Democrats from Columbia countered by saying that tax cuts should not come at the expense of much-needed services.
Rep. Delbert Scott, R-Lowry City, accused Carnahan of continuing "his legacy...of thumbing his nose at taxpayers." The House minority leader cited among Carnahan's offenses the purchase of antique fixtures for the governor's office, the building of "Cadillac prisons" and "Medicaid for millionaires."
Both Scott and the Senate Republican leader, Steve Ehlmann of St. Charles, said that Carnahan's proposed tax cuts of $127.8 million were required by the Hancock Amendment to the state constitution, which puts a limit on state revenue.
Republicans want to offer Missourians $300 million in tax cuts without cutting programs, Ehlmann said. They would double Carnahan's homestead property tax credit to $200 million, Scott said.
To finance the extra tax cuts, Ehlmann proposed "across-the-board" reductions in the governor's recommended budget increases. Neither Ehlmann nor Scott would offer more specific details on how Republicans planned to implement the additional cuts.
Columbia lawmakers - all Democrats - were in general accord with Carnahan's proposals and cautioned against Republican tax-cutting zeal.
Rep. Vicky Riback Wilson praised Carnahan, saying that Missourians should be proud of the state's economic achievements. She also said she was pleased that Carnahan emphasized child care and health, referring to his $56.6 million proposal.
But Wilson expressed concern that too much cutting could sacrifice services. Referring to people she met while working on the health and mental health appropriations committee and said, "I hope in our eagerness to provide tax relief, no one gets the idea we are meeting everyone's needs."
Wilson also stressed that she did not want to cut taxes too much because she did not want Missouri to be "vulnerable and without any savings when our economy is not as robust."
Rep. Tim Harlan also praised Carnahan's proposals for young children. Of the address, he said, "The focus was clearly on children and families. That's an area that can't get enough attention."
Carnahan's child care proposals, which include allowing pre-kindergarten programs in public schools, establishing 3,900 more child care openings, and scholarships for child care training, would be especially appreciated in Columbia, Harlan said. He said that Columbians had especially expressed concern about safe child care after the Joanne Palmer case.
Sen. Ken Jacob said could support nearly all of the items on Carnahan's agenda.

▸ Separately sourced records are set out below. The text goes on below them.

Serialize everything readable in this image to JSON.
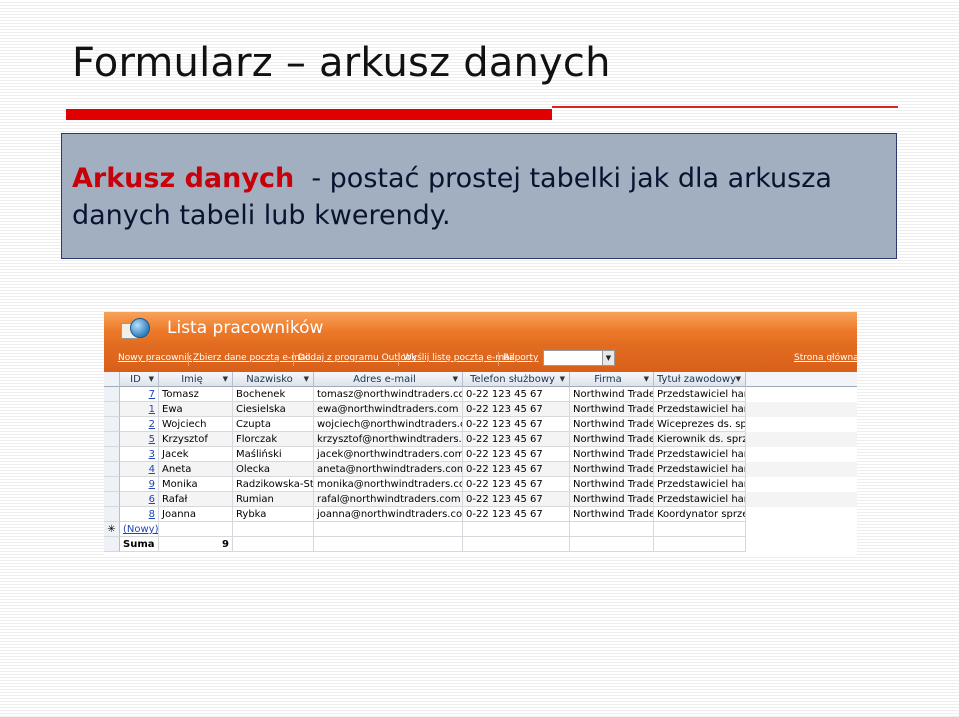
{
  "slide": {
    "title": "Formularz – arkusz danych",
    "highlight": "Arkusz danych",
    "body": "- postać prostej tabelki jak dla arkusza danych tabeli lub kwerendy."
  },
  "app": {
    "window_title": "Lista pracowników",
    "toolbar": {
      "new_employee": "Nowy pracownik",
      "collect_email": "Zbierz dane pocztą e-mail",
      "add_outlook": "Dodaj z programu Outlook",
      "send_list": "Wyślij listę pocztą e-mail",
      "reports": "Raporty",
      "reports_value": "",
      "home": "Strona główna"
    },
    "columns": [
      "ID",
      "Imię",
      "Nazwisko",
      "Adres e-mail",
      "Telefon służbowy",
      "Firma",
      "Tytuł zawodowy"
    ],
    "rows": [
      [
        "7",
        "Tomasz",
        "Bochenek",
        "tomasz@northwindtraders.com",
        "0-22 123 45 67",
        "Northwind Traders",
        "Przedstawiciel handlowy"
      ],
      [
        "1",
        "Ewa",
        "Ciesielska",
        "ewa@northwindtraders.com",
        "0-22 123 45 67",
        "Northwind Traders",
        "Przedstawiciel handlowy"
      ],
      [
        "2",
        "Wojciech",
        "Czupta",
        "wojciech@northwindtraders.com",
        "0-22 123 45 67",
        "Northwind Traders",
        "Wiceprezes ds. sprzedaży"
      ],
      [
        "5",
        "Krzysztof",
        "Florczak",
        "krzysztof@northwindtraders.com",
        "0-22 123 45 67",
        "Northwind Traders",
        "Kierownik ds. sprzedaży"
      ],
      [
        "3",
        "Jacek",
        "Maśliński",
        "jacek@northwindtraders.com",
        "0-22 123 45 67",
        "Northwind Traders",
        "Przedstawiciel handlowy"
      ],
      [
        "4",
        "Aneta",
        "Olecka",
        "aneta@northwindtraders.com",
        "0-22 123 45 67",
        "Northwind Traders",
        "Przedstawiciel handlowy"
      ],
      [
        "9",
        "Monika",
        "Radzikowska-Strzelecka",
        "monika@northwindtraders.com",
        "0-22 123 45 67",
        "Northwind Traders",
        "Przedstawiciel handlowy"
      ],
      [
        "6",
        "Rafał",
        "Rumian",
        "rafal@northwindtraders.com",
        "0-22 123 45 67",
        "Northwind Traders",
        "Przedstawiciel handlowy"
      ],
      [
        "8",
        "Joanna",
        "Rybka",
        "joanna@northwindtraders.com",
        "0-22 123 45 67",
        "Northwind Traders",
        "Koordynator sprzedaży"
      ]
    ],
    "new_record_symbol": "✳",
    "new_record_label": "(Nowy)",
    "total_label": "Suma",
    "total_value": "9"
  },
  "colors": {
    "title_bar": "#e00000",
    "highlight": "#c8000a",
    "callout_bg": "#a1afc0",
    "access_orange": "#ed7a2a"
  },
  "icons": {
    "app_icon": "access-globe-icon",
    "dropdown": "chevron-down-icon",
    "new_record": "asterisk-icon"
  }
}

He said he was particularly pleased with the proposed budget increase for the University, which represents an 8.4% increase from 1997.
But Jacob said he did not agree with funding the governor's proposed Bridge Scholarship from gaming revenue. The Bridge Scholarship is designed to fill the gaps left by the federal Hope Scholarship that offers $1,500 tax credits. The Bridge Scholarship would offer students in their first two years of college $1,500 a year and be funded from the same source that Jacob wants to use for his own proposed scholarship for higher education.
Funding the Bridge Scholarship from gaming revenue would cut into Jacob's potential funds significantly.
"I've been trying to get money for years," he said, "It doesn't grow on trees."